§ DATASET EXTRACT:

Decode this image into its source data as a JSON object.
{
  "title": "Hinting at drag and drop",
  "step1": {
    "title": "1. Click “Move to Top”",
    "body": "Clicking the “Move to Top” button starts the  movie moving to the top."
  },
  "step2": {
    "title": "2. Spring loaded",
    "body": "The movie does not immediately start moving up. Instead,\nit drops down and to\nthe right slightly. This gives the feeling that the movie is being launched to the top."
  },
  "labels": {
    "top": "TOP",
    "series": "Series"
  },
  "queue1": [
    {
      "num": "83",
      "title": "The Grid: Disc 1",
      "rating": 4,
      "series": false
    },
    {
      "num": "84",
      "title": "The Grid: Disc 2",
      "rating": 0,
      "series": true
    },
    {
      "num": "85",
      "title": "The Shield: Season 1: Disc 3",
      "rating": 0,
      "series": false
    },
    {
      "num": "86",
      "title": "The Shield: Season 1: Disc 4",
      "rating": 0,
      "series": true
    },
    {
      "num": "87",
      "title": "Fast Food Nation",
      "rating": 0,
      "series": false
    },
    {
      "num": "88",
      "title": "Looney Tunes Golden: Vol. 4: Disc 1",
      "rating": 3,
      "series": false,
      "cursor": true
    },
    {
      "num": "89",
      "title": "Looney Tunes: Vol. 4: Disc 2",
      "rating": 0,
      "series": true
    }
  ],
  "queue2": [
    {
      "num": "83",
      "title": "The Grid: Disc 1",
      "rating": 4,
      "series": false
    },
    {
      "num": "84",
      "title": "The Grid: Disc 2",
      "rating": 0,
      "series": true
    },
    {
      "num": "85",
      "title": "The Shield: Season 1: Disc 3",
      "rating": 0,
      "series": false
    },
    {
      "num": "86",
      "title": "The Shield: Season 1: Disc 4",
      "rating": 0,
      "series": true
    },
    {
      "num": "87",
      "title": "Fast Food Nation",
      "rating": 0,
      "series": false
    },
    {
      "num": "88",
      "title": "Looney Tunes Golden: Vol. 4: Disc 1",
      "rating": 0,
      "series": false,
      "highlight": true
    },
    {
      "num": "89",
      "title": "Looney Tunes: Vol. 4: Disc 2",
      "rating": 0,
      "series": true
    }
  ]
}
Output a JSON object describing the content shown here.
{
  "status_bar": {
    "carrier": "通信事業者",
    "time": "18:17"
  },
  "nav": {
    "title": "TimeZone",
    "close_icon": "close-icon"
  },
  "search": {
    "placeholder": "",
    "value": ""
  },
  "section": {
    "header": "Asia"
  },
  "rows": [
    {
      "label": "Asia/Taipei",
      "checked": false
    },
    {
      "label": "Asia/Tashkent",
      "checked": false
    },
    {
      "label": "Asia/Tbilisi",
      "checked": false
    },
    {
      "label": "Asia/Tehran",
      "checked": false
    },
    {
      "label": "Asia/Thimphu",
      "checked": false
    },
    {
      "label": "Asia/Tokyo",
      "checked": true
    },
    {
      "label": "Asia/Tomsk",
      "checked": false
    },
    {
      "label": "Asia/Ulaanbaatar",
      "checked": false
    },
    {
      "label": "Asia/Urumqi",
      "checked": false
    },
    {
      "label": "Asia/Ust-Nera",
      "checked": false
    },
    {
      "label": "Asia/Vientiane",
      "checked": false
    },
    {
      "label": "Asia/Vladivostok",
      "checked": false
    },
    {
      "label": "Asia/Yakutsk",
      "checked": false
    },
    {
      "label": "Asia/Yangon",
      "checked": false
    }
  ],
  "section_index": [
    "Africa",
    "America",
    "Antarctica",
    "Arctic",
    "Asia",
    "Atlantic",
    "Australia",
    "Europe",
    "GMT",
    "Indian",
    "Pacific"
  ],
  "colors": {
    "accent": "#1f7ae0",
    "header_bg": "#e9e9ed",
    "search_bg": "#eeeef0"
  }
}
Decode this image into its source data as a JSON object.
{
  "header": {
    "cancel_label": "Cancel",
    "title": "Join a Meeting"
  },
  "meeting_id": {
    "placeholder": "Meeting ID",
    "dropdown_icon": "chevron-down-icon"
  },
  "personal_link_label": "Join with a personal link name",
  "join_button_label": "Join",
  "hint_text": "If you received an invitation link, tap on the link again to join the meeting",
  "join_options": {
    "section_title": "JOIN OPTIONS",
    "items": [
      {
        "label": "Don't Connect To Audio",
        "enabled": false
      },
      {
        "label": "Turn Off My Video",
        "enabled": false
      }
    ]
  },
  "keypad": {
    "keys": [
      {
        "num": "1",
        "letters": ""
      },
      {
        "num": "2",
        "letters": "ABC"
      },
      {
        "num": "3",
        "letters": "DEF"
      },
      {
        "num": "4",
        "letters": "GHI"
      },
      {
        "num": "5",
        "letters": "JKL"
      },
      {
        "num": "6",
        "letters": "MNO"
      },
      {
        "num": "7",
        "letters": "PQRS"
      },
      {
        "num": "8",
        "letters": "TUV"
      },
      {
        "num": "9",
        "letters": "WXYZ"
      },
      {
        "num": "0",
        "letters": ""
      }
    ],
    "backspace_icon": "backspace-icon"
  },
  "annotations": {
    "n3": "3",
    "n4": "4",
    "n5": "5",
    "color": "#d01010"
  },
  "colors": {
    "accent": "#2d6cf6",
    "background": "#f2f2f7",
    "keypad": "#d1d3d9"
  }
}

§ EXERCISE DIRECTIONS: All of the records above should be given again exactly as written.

§ ANSWER SPACE:
Decode this image into its source data as a JSON object.
{
  "title": "Hinting at drag and drop",
  "step1": {
    "title": "1. Click “Move to Top”",
    "body": "Clicking the “Move to Top” button starts the  movie moving to the top."
  },
  "step2": {
    "title": "2. Spring loaded",
    "body": "The movie does not immediately start moving up. Instead,\nit drops down and to\nthe right slightly. This gives the feeling that the movie is being launched to the top."
  },
  "labels": {
    "top": "TOP",
    "series": "Series"
  },
  "queue1": [
    {
      "num": "83",
      "title": "The Grid: Disc 1",
      "rating": 4,
      "series": false
    },
    {
      "num": "84",
      "title": "The Grid: Disc 2",
      "rating": 0,
      "series": true
    },
    {
      "num": "85",
      "title": "The Shield: Season 1: Disc 3",
      "rating": 0,
      "series": false
    },
    {
      "num": "86",
      "title": "The Shield: Season 1: Disc 4",
      "rating": 0,
      "series": true
    },
    {
      "num": "87",
      "title": "Fast Food Nation",
      "rating": 0,
      "series": false
    },
    {
      "num": "88",
      "title": "Looney Tunes Golden: Vol. 4: Disc 1",
      "rating": 3,
      "series": false,
      "cursor": true
    },
    {
      "num": "89",
      "title": "Looney Tunes: Vol. 4: Disc 2",
      "rating": 0,
      "series": true
    }
  ],
  "queue2": [
    {
      "num": "83",
      "title": "The Grid: Disc 1",
      "rating": 4,
      "series": false
    },
    {
      "num": "84",
      "title": "The Grid: Disc 2",
      "rating": 0,
      "series": true
    },
    {
      "num": "85",
      "title": "The Shield: Season 1: Disc 3",
      "rating": 0,
      "series": false
    },
    {
      "num": "86",
      "title": "The Shield: Season 1: Disc 4",
      "rating": 0,
      "series": true
    },
    {
      "num": "87",
      "title": "Fast Food Nation",
      "rating": 0,
      "series": false
    },
    {
      "num": "88",
      "title": "Looney Tunes Golden: Vol. 4: Disc 1",
      "rating": 0,
      "series": false,
      "highlight": true
    },
    {
      "num": "89",
      "title": "Looney Tunes: Vol. 4: Disc 2",
      "rating": 0,
      "series": true
    }
  ]
}
Output a JSON object describing the content shown here.
{
  "status_bar": {
    "carrier": "通信事業者",
    "time": "18:17"
  },
  "nav": {
    "title": "TimeZone",
    "close_icon": "close-icon"
  },
  "search": {
    "placeholder": "",
    "value": ""
  },
  "section": {
    "header": "Asia"
  },
  "rows": [
    {
      "label": "Asia/Taipei",
      "checked": false
    },
    {
      "label": "Asia/Tashkent",
      "checked": false
    },
    {
      "label": "Asia/Tbilisi",
      "checked": false
    },
    {
      "label": "Asia/Tehran",
      "checked": false
    },
    {
      "label": "Asia/Thimphu",
      "checked": false
    },
    {
      "label": "Asia/Tokyo",
      "checked": true
    },
    {
      "label": "Asia/Tomsk",
      "checked": false
    },
    {
      "label": "Asia/Ulaanbaatar",
      "checked": false
    },
    {
      "label": "Asia/Urumqi",
      "checked": false
    },
    {
      "label": "Asia/Ust-Nera",
      "checked": false
    },
    {
      "label": "Asia/Vientiane",
      "checked": false
    },
    {
      "label": "Asia/Vladivostok",
      "checked": false
    },
    {
      "label": "Asia/Yakutsk",
      "checked": false
    },
    {
      "label": "Asia/Yangon",
      "checked": false
    }
  ],
  "section_index": [
    "Africa",
    "America",
    "Antarctica",
    "Arctic",
    "Asia",
    "Atlantic",
    "Australia",
    "Europe",
    "GMT",
    "Indian",
    "Pacific"
  ],
  "colors": {
    "accent": "#1f7ae0",
    "header_bg": "#e9e9ed",
    "search_bg": "#eeeef0"
  }
}
Decode this image into its source data as a JSON object.
{
  "header": {
    "cancel_label": "Cancel",
    "title": "Join a Meeting"
  },
  "meeting_id": {
    "placeholder": "Meeting ID",
    "dropdown_icon": "chevron-down-icon"
  },
  "personal_link_label": "Join with a personal link name",
  "join_button_label": "Join",
  "hint_text": "If you received an invitation link, tap on the link again to join the meeting",
  "join_options": {
    "section_title": "JOIN OPTIONS",
    "items": [
      {
        "label": "Don't Connect To Audio",
        "enabled": false
      },
      {
        "label": "Turn Off My Video",
        "enabled": false
      }
    ]
  },
  "keypad": {
    "keys": [
      {
        "num": "1",
        "letters": ""
      },
      {
        "num": "2",
        "letters": "ABC"
      },
      {
        "num": "3",
        "letters": "DEF"
      },
      {
        "num": "4",
        "letters": "GHI"
      },
      {
        "num": "5",
        "letters": "JKL"
      },
      {
        "num": "6",
        "letters": "MNO"
      },
      {
        "num": "7",
        "letters": "PQRS"
      },
      {
        "num": "8",
        "letters": "TUV"
      },
      {
        "num": "9",
        "letters": "WXYZ"
      },
      {
        "num": "0",
        "letters": ""
      }
    ],
    "backspace_icon": "backspace-icon"
  },
  "annotations": {
    "n3": "3",
    "n4": "4",
    "n5": "5",
    "color": "#d01010"
  },
  "colors": {
    "accent": "#2d6cf6",
    "background": "#f2f2f7",
    "keypad": "#d1d3d9"
  }
}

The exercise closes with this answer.